§ BRIEF:
Copy out each line of the material in which the word "ninelivesmn" can be found.

§ MATERIAL PROVIDED:
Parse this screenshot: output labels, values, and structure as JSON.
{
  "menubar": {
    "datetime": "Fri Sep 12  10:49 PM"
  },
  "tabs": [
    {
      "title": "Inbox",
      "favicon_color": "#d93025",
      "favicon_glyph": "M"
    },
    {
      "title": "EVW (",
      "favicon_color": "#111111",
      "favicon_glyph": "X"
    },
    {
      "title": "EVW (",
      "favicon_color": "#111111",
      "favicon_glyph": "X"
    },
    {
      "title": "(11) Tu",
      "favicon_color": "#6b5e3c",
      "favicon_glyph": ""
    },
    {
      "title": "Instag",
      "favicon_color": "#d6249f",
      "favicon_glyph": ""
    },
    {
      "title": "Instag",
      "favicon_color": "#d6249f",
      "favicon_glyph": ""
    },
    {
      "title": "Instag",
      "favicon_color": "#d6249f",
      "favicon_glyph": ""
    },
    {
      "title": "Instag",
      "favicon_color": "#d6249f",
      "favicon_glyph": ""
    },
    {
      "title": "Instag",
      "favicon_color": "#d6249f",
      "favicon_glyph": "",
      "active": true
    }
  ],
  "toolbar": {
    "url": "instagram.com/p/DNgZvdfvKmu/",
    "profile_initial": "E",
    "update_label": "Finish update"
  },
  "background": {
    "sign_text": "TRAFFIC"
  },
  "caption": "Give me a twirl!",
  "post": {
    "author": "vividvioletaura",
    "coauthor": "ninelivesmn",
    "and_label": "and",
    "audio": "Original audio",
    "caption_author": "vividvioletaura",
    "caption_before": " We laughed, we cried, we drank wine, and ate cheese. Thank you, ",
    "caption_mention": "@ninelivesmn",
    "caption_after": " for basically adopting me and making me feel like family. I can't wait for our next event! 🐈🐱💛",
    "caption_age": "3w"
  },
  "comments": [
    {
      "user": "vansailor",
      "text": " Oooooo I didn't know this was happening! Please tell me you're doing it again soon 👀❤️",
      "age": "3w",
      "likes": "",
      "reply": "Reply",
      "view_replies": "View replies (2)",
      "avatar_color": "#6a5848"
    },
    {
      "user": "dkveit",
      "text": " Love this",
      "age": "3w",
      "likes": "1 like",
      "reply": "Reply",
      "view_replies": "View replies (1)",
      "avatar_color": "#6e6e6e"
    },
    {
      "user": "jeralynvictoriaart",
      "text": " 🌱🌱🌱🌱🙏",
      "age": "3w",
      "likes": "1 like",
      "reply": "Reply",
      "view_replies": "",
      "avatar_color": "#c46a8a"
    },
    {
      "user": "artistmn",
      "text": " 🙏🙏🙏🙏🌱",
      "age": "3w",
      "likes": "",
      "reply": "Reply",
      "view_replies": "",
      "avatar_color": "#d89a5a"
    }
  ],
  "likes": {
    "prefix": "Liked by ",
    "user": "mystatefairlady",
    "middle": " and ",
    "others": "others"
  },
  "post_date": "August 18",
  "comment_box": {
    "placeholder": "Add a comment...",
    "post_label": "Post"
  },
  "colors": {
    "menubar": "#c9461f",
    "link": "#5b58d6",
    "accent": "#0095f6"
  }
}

§ WRITTEN SOLUTION:
    "coauthor": "ninelivesmn",
    "caption_mention": "@ninelivesmn",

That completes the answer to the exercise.